The FFX Batch II programme is for eight ships, the first of which will be built by Daewoo Shipbuilding and Marine Engineering (DSME). With testing complete, the MT30 engine will be shipped to Korea, where Hyundai Heavy Industries (HHI) will integrate it into the steel enclosure which also houses the air inlets, exhausts and ancillary equipment, prior to installation in the ship.
The factory acceptance test, which has to be completed before the gas turbine can be delivered, was carried out at the Rolls-Royce Test Facility in Bristol. It was put through a week of rigorous performance tests, witnessed by representatives from DSME, HHI and the Korea Institute of Machinery & Materials (KIMM).
Don Roussinos, Rolls-Royce, President – Naval, said: “The MT30 is becoming the gas turbine of choice for many of the world’s major naval programmes, with its inherent reliability and power density driving its selection. The FFX II programme is significant in that it will be the first application for the MT30 outside of the UK and US markets, and also the first ship to use a single MT30, alongside diesels.
“We were delighted to welcome the team from Korea during the acceptance tests, and look forward to working with them in the future as we work towards delivery of this highly advanced ship to the Navy.”
The MT30 is derived from Rolls-Royce aero engine technology and builds on over 45 million hours of operating experience. Producing 36 to 40 megawatts, it is the world’s most powerful in-service marine gas turbine and has the highest power density – a key factor in naval propulsion where delivering a high power output in a compact space is essential.
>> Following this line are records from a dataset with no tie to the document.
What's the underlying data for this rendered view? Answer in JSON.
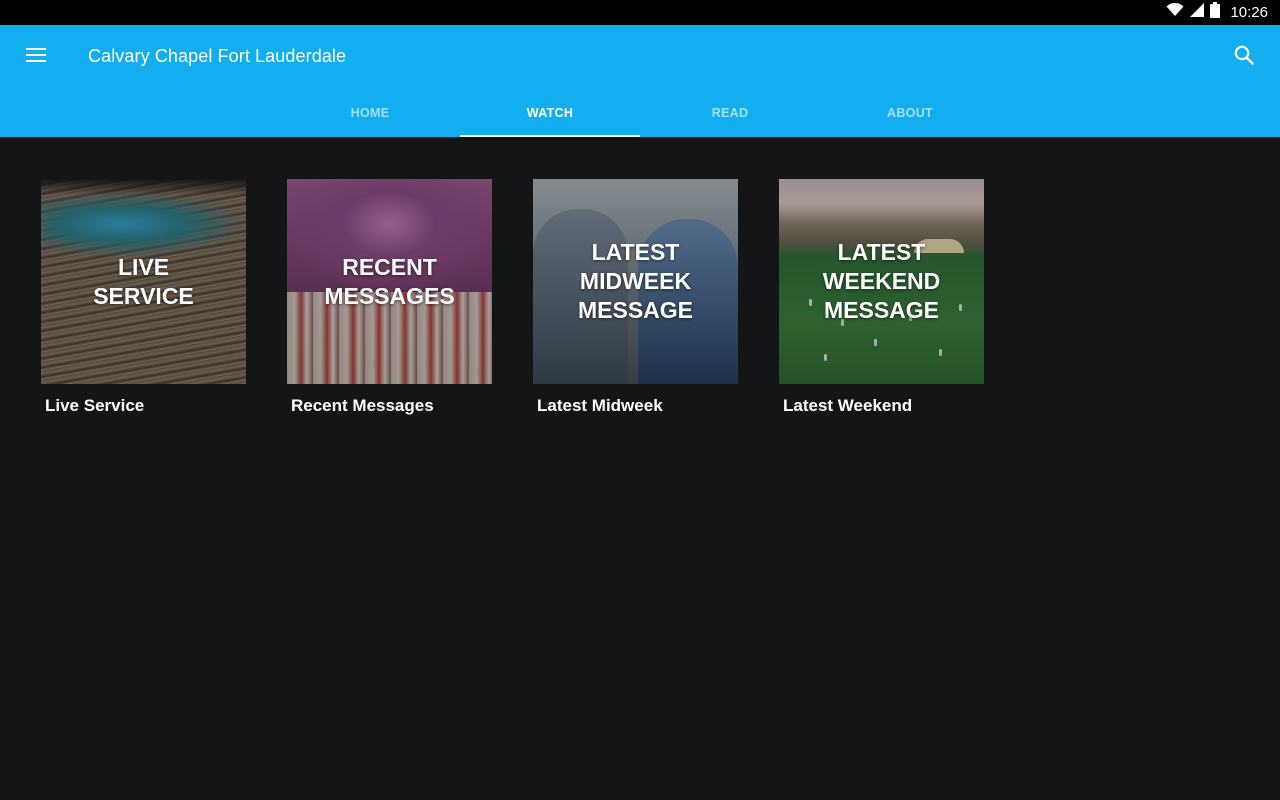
{
  "status_bar": {
    "time": "10:26",
    "icons": [
      "wifi-icon",
      "signal-icon",
      "battery-icon"
    ]
  },
  "app_bar": {
    "title": "Calvary Chapel Fort Lauderdale",
    "background_color": "#12aeef",
    "menu_icon": "hamburger-menu-icon",
    "search_icon": "search-icon"
  },
  "tabs": [
    {
      "label": "HOME",
      "active": false
    },
    {
      "label": "WATCH",
      "active": true
    },
    {
      "label": "READ",
      "active": false
    },
    {
      "label": "ABOUT",
      "active": false
    }
  ],
  "cards": [
    {
      "thumb_text": "LIVE\nSERVICE",
      "label": "Live Service"
    },
    {
      "thumb_text": "RECENT\nMESSAGES",
      "label": "Recent Messages"
    },
    {
      "thumb_text": "LATEST\nMIDWEEK\nMESSAGE",
      "label": "Latest Midweek"
    },
    {
      "thumb_text": "LATEST\nWEEKEND\nMESSAGE",
      "label": "Latest Weekend"
    }
  ]
}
The MT30 is already powering the U.S. Navy’s Freedom class Littoral Combat Ships. It will power the U.S. Navy’s DDG-1000 Zumwalt class destroyer and UK Royal Navy’s new Queen Elizabeth class aircraft carriers and Type 26 frigates.